Be-Resilient Zimbabwe

Project name :

Comprehensive Resilience Building in the Chimanimani and Chipinge Districts

Project duration :


Location :

As part of Zimbabwe Idai Recovery Project (ZIRP), funded by the World Bank and managed by UNOPS, the UNESCO Regional Office for Southern Africa (ROSA) is implementing the project ‘Comprehensive Resilience Building in the Chimanimani and Chipinge Districts’. The project has clear synergies with the regional programme ‘Be-Resilient’, which aims to strengthen climate change resilience building and proactive Disaster Risk Reduction in established and proposed UNESCO Biosphere Reserves. This project seeks to reduce the vulnerability of communities in the Chimanimani and Chipinge Districts to natural disasters, such as floods, droughts and landslides; and to enhance water resource management as well as ecosystem services in response to the uncertainty of future climate change.

2.1 An operational community-based flood monitoring and early warning system

Building on the risk assessment in work package 1, a multi-hazard early warning system (MEWS) will be developed that includes:

  • Community-focused Early Action Protocols using Flood and Drought Early Warning Information:

UNESCO ROSA, in partnership with Princeton University, launched the Zimbabwe Flood and Drought in 2019. Therefore, a work package is created to provide operational high-resolution Flood and Drought Information for Chipinge and Chimanimani to support anticipatory actions of local civil society organizations in the two districts. Continuous monitoring for all hydro-meteorological variables, as well as flood forecasts for the next 5 days and seasonal forecasts for drought conditions will be provided through an online data portal managed by the Princeton Climate Institute. In close collaboration with the Zimbabwean Red Cross and its partners, Early Action Protocols (EAPs)  will be co-developed with civil society organizations to ensure that these early warnings result in early action at the community level. The project will ensure a broad stakeholder engagement and will include NGOs dealing with emergency response and resilience building. As a result, capacities of the community and its civil society associations will be strongly enhanced to access the early warning information and to act upon them through agreed pathways and protocols.

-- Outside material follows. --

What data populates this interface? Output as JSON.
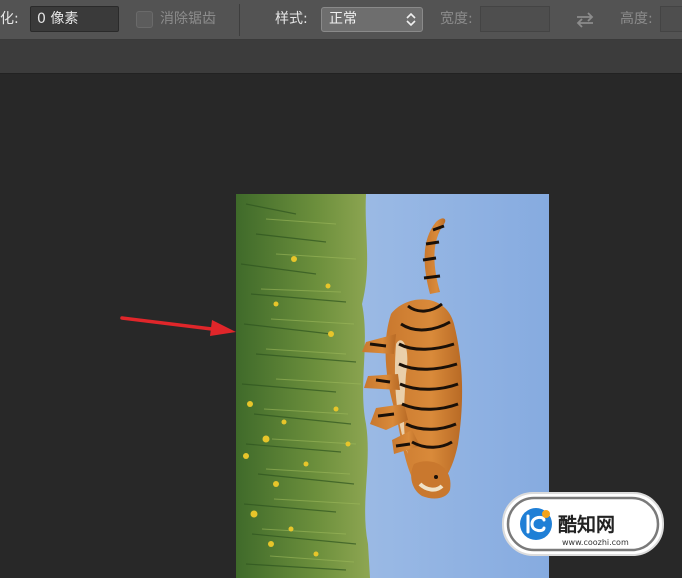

  • Early warning communication and dissemination:

This work package will build on the action plan on flood and drought early warning communication and dissemination, which was developed post-Idai. Based on these recommendations, community radios will be established in pilot areas to strengthen the existing communication channels in the two districts and to become more reliable as a source for proactive flood and drought early warning communication and dissemination. Community radios and other communication channels in the two districts will be provided capacity building to access and interpret the information made accessible through the Flood and Drought Monitoring and Early Warning System for the communities in Chimanimani and Chipinge. This will support the dissemination of early warnings to allow the operationalization of the developed Early Action Protocols, and will also prepare the way for a more bottom-up engagement in disaster risk reduction, and opening up pathways for a community-based early warning system at a later stage.

2.2 Formulate Robust and Flexible Adaptation Actions

The CRIDA process allows to identify ‘adaptation pathways’ that evaluate all potential options with respect to the results of the climate stress test developed in work package 1, while including uncertainty explicitly in the process. This allows to identify those pathways, as a combination of viable adaptation actions, that allow providing adequate solutions to ensure that ecosystem services, water, food and energy security is met at all times. Adaptation options that include green-gray and Nature-Based Solutions (NBS) will be particularly targeted and evaluated used the Eco-Engineering Decision Scaling (EEDS) approach. 

2.3 Develop and establish the Chimanimani (Transboundary) Biosphere Reserve through a stakeholder engagement process 

A biosphere reserve (BR) is an area that has been recognised for its unique mix of plants and animals, valued environment and sustainable way of life of the people who live and work within the biosphere reserve. Biosphere Reserves are ‘Science for Sustainability support sites’ – for testing interdisciplinary approaches to understanding and managing changes and interactions between social and ecological systems, including climate change, conflict prevention and management of biodiversity. Via its management committee and adequate interaction with local stakeholders, a well-established biosphere reserve has the potential to become a sustainable environment for climate change adaptation and mitigation. Therefore, the development and establishment of the Chimanimani (Transboundary) Biosphere Reserve through a stakeholder engagement process will secure long-term ownership and sustainability of the climate change adaptation work packages proposed above and to ensure long-term benefits of the infrastructure investments under the ZIRP. 

Contact Person

Koen Verbist
Programme Specialist